The deciding blow in forcing the INS's approval of work visas for teachers came from Education Secretary Richard Riley who, at a recent White House conference, declared that a quarter-million American teachers are either unfamiliar with the subjects they teach or lack any manner of training. The Chicago experiment will therefore be closely watched. A smaller program initiated in New York City last year, in which mathematics teachers were brought in from Austria, is getting high marks and was expanded this year. If the Chicago program shows similar success, educators expect Congress to adapt a wide-scale recruitment plan. Indeed, the U.S. actively recruits doctors, scientists and technology experts from abroad; why not raise the quality of the labor sector most often criticized by experts and parents alike?
When the stock market-obsessed U.S. deems a profession to be too menial for its best and brightest, it imports drudge workers from abroad.
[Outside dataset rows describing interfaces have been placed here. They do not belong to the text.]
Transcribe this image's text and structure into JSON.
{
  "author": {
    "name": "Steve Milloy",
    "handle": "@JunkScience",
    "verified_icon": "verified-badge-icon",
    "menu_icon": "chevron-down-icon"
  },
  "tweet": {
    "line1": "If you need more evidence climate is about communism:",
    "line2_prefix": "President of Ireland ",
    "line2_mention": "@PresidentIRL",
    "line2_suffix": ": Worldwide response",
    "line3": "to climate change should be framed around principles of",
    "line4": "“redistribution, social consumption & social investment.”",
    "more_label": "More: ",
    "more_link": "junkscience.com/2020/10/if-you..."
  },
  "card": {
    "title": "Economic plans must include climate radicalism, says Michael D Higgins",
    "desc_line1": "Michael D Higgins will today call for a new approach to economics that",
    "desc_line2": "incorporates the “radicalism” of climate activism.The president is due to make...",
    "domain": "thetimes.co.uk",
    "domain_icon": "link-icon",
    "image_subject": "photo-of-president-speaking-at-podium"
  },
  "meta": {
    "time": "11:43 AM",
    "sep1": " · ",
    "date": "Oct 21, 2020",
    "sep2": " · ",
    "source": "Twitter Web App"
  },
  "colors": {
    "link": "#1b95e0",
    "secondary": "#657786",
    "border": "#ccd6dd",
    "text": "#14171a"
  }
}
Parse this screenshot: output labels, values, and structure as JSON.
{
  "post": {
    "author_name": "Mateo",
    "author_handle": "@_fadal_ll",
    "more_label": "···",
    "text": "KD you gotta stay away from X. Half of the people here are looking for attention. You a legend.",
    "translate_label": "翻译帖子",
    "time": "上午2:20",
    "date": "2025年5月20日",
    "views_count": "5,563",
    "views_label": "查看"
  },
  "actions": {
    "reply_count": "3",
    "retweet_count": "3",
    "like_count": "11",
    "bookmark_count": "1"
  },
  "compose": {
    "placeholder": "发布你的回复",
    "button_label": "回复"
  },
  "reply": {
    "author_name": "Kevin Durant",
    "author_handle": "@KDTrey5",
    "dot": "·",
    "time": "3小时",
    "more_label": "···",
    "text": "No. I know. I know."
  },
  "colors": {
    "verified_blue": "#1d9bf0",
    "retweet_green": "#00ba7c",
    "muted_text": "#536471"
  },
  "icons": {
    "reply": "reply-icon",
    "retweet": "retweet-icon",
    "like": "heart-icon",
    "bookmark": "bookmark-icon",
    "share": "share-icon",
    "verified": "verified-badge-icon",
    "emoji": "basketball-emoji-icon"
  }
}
At some point, teaching once seen as noble took on the status of low-end work, both in salary and prestige. So this week Chicago received federal clearance to become the second major city in recent years to import talent from abroad. The Windy City finds itself unable to fill at least 400 teaching vacancies each year, and it's not alone earlier this year the Department of Labor declared a critical national labor shortage in teaching areas including science, mathematics and bilingual education. In October, Congress approved $1.2 billion for teacher training and hiring, but many on the Hill say the schools won't be able to find qualified teachers to use up the funds.